How should we react to the speed — and disruption — of today’s technological changes?
The data breach fiasco of Minnesota’s Target Corp. (now joined by Neiman Marcus); the hacking of various other sites; the ongoing kerfuffle about the Affordable Care Act website and launch; and of course, the millions of classified documents about cybersnooping taken and revealed by Edward Snowden — these are not isolated incidents. They are specimens of a much larger societal phenomenon: the proliferation of technology. The fact is, we now live in digital times that are fragile, frail, frustrating and, frankly, disorienting.
Forty-four years ago, Alvin Toffler wrote his distinguished book “Future Shock.” It described a dynamic change affecting individuals and societies, summed up by “too much change in too short a period of time.” It was less the direction of change, but the speed, that left people victims of “shattering stress and disorientation” — or future-shocked.
The book was incredibly perceptive because there was no Internet in those days and not even a glimmer of what was to come. But today’s blinding reality should be a good opening to revisit Toffler’s thesis and commence a discussion about how well we are handling our speeding technology.
Take the “surprise” over the problematic launch of Obamacare. There should be no surprises here, but rather the stark realization — and ultimate acceptance — of the changes technology has imposed on us. The reality is that all modern connectivity advancements in virtually every field are now going to be digitally based.
When Social Security was launched in the late 1930s, it was joined by using snail mail with a 3-cent stamp. Slow, but it worked. When Medicare was introduced, there were no “websites” to deliver it — paper was the name of the game. But it worked.
Not so today, with the new health law. We demand instant results and perfect performance through digital technology, regardless of complexity; anything less is considered failure. But those expectations are not only unreasonable, they create aggravation if not anger. We simply have not dealt with the reality of our current future shock syndrome. It does not work that way, and likely never will again.

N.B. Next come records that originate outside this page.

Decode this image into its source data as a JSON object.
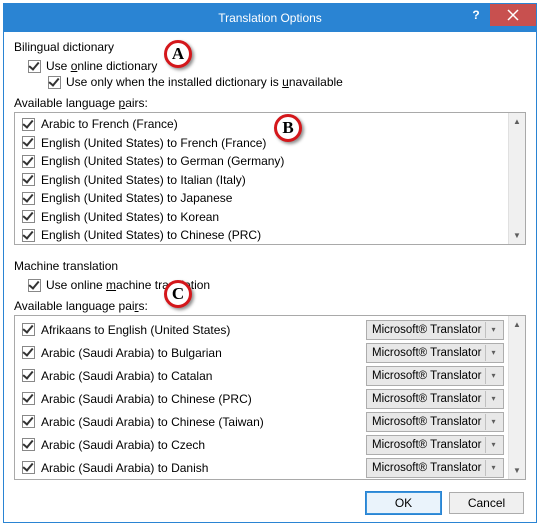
{
  "window": {
    "title": "Translation Options"
  },
  "badges": {
    "a": "A",
    "b": "B",
    "c": "C"
  },
  "bilingual": {
    "section": "Bilingual dictionary",
    "use_online_pre": "Use ",
    "use_online_u": "o",
    "use_online_post": "nline dictionary",
    "use_only_pre": "Use only when the installed dictionary is ",
    "use_only_u": "u",
    "use_only_post": "navailable",
    "pairs_pre": "Available language ",
    "pairs_u": "p",
    "pairs_post": "airs:",
    "items": [
      "Arabic to French (France)",
      "English (United States) to French (France)",
      "English (United States) to German (Germany)",
      "English (United States) to Italian (Italy)",
      "English (United States) to Japanese",
      "English (United States) to Korean",
      "English (United States) to Chinese (PRC)"
    ]
  },
  "mt": {
    "section": "Machine translation",
    "use_online_pre": "Use online ",
    "use_online_u": "m",
    "use_online_post": "achine translation",
    "pairs_pre": "Available language pai",
    "pairs_u": "r",
    "pairs_post": "s:",
    "provider": "Microsoft® Translator",
    "items": [
      "Afrikaans to English (United States)",
      "Arabic (Saudi Arabia) to Bulgarian",
      "Arabic (Saudi Arabia) to Catalan",
      "Arabic (Saudi Arabia) to Chinese (PRC)",
      "Arabic (Saudi Arabia) to Chinese (Taiwan)",
      "Arabic (Saudi Arabia) to Czech",
      "Arabic (Saudi Arabia) to Danish"
    ]
  },
  "buttons": {
    "ok": "OK",
    "cancel": "Cancel"
  }
}
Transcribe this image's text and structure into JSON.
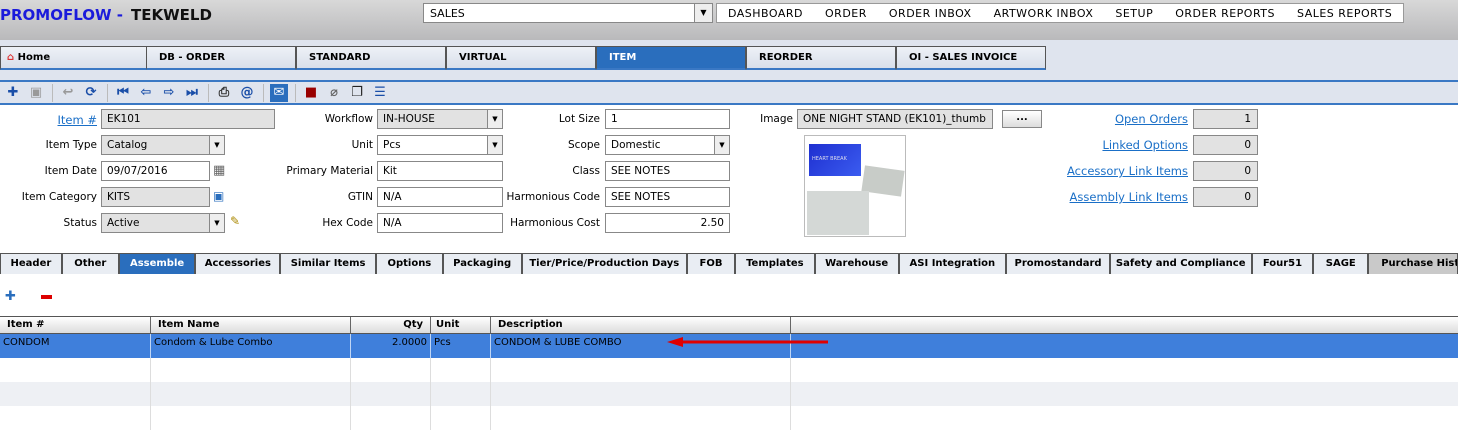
{
  "app": {
    "brand": "PROMOFLOW -",
    "company": "TEKWELD",
    "module": "SALES",
    "menu": [
      "DASHBOARD",
      "ORDER",
      "ORDER INBOX",
      "ARTWORK INBOX",
      "SETUP",
      "ORDER REPORTS",
      "SALES REPORTS"
    ]
  },
  "main_tabs": [
    "Home",
    "DB - ORDER",
    "STANDARD",
    "VIRTUAL",
    "ITEM",
    "REORDER",
    "OI - SALES INVOICE"
  ],
  "active_tab": "ITEM",
  "form": {
    "item_no": {
      "label": "Item #",
      "value": "EK101"
    },
    "item_type": {
      "label": "Item Type",
      "value": "Catalog"
    },
    "item_date": {
      "label": "Item Date",
      "value": "09/07/2016"
    },
    "item_category": {
      "label": "Item Category",
      "value": "KITS"
    },
    "status": {
      "label": "Status",
      "value": "Active"
    },
    "workflow": {
      "label": "Workflow",
      "value": "IN-HOUSE"
    },
    "unit": {
      "label": "Unit",
      "value": "Pcs"
    },
    "primary_material": {
      "label": "Primary Material",
      "value": "Kit"
    },
    "gtin": {
      "label": "GTIN",
      "value": "N/A"
    },
    "hex_code": {
      "label": "Hex Code",
      "value": "N/A"
    },
    "lot_size": {
      "label": "Lot Size",
      "value": "1"
    },
    "scope": {
      "label": "Scope",
      "value": "Domestic"
    },
    "class": {
      "label": "Class",
      "value": "SEE NOTES"
    },
    "harmonious_code": {
      "label": "Harmonious Code",
      "value": "SEE NOTES"
    },
    "harmonious_cost": {
      "label": "Harmonious Cost",
      "value": "2.50"
    },
    "image": {
      "label": "Image",
      "value": "ONE NIGHT STAND (EK101)_thumb",
      "browse": "...",
      "thumb_text": "HEART BREAK"
    }
  },
  "links": [
    {
      "label": "Open Orders",
      "value": "1"
    },
    {
      "label": "Linked Options",
      "value": "0"
    },
    {
      "label": "Accessory Link Items",
      "value": "0"
    },
    {
      "label": "Assembly Link Items",
      "value": "0"
    }
  ],
  "sub_tabs": [
    "Header",
    "Other",
    "Assemble",
    "Accessories",
    "Similar Items",
    "Options",
    "Packaging",
    "Tier/Price/Production Days",
    "FOB",
    "Templates",
    "Warehouse",
    "ASI Integration",
    "Promostandard",
    "Safety and Compliance",
    "Four51",
    "SAGE",
    "Purchase History"
  ],
  "grid": {
    "columns": [
      "Item #",
      "Item Name",
      "Qty",
      "Unit",
      "Description"
    ],
    "rows": [
      {
        "item_no": "CONDOM",
        "item_name": "Condom & Lube Combo",
        "qty": "2.0000",
        "unit": "Pcs",
        "description": "CONDOM & LUBE COMBO"
      }
    ]
  },
  "colors": {
    "accent": "#2a6ebd",
    "selected_row": "#3f7fdb",
    "annotation_arrow": "#e00000"
  }
}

If there has been frustration with the Obamacare website, it is only part of how we have to function — and how we had better learn to live — in today’s digital world. The recent massive Target data breach is a telling reminder. The breach of security should not be a surprise. The thieves and hackers who violated Target’s system — and its customers — have been playing this game for years. It is and will continue to be a battle of cat and mouse with both those seeking to break into sites and those designing programs to protect confidential information on the job 24/7/365. Network security products are now among the hottest new developments of Silicon Valley.
Microsoft — leader of the world in software development — regularly has severe glitches in its new Windows systems. This is after the biggest name in computer software has tested and vetted each new program endlessly, yet fixes after delivery are the norm. Examples of defective websites are endless, so why are we surprised?
Technology has not only created a society of some danger for us, it is also creating high-speed confusion (obviously offset by many benefits). It is racing ahead at speeds that we will find hard to assimilate, resulting in continued stress and disconnect. Future shock — but here today.
Toffler was correct: We have entered a new era of human development (what he called “postindustrial society”). We must learn to respond better and smarter to our new digital age. That is the greater issue we should be discussing. Is speeding technology going to create stress, impatience, danger and confusion — or will it provide us with tools for convenience and efficiency? This is an opportunity to step back and seek some answers.
Myles Spicer is a retired ad agency owner.
The Opinion section is produced by the Editorial Department to foster discussion about key issues. The Editorial Board represents the institutional voice of the Star Tribune and operates independently of the newsroom.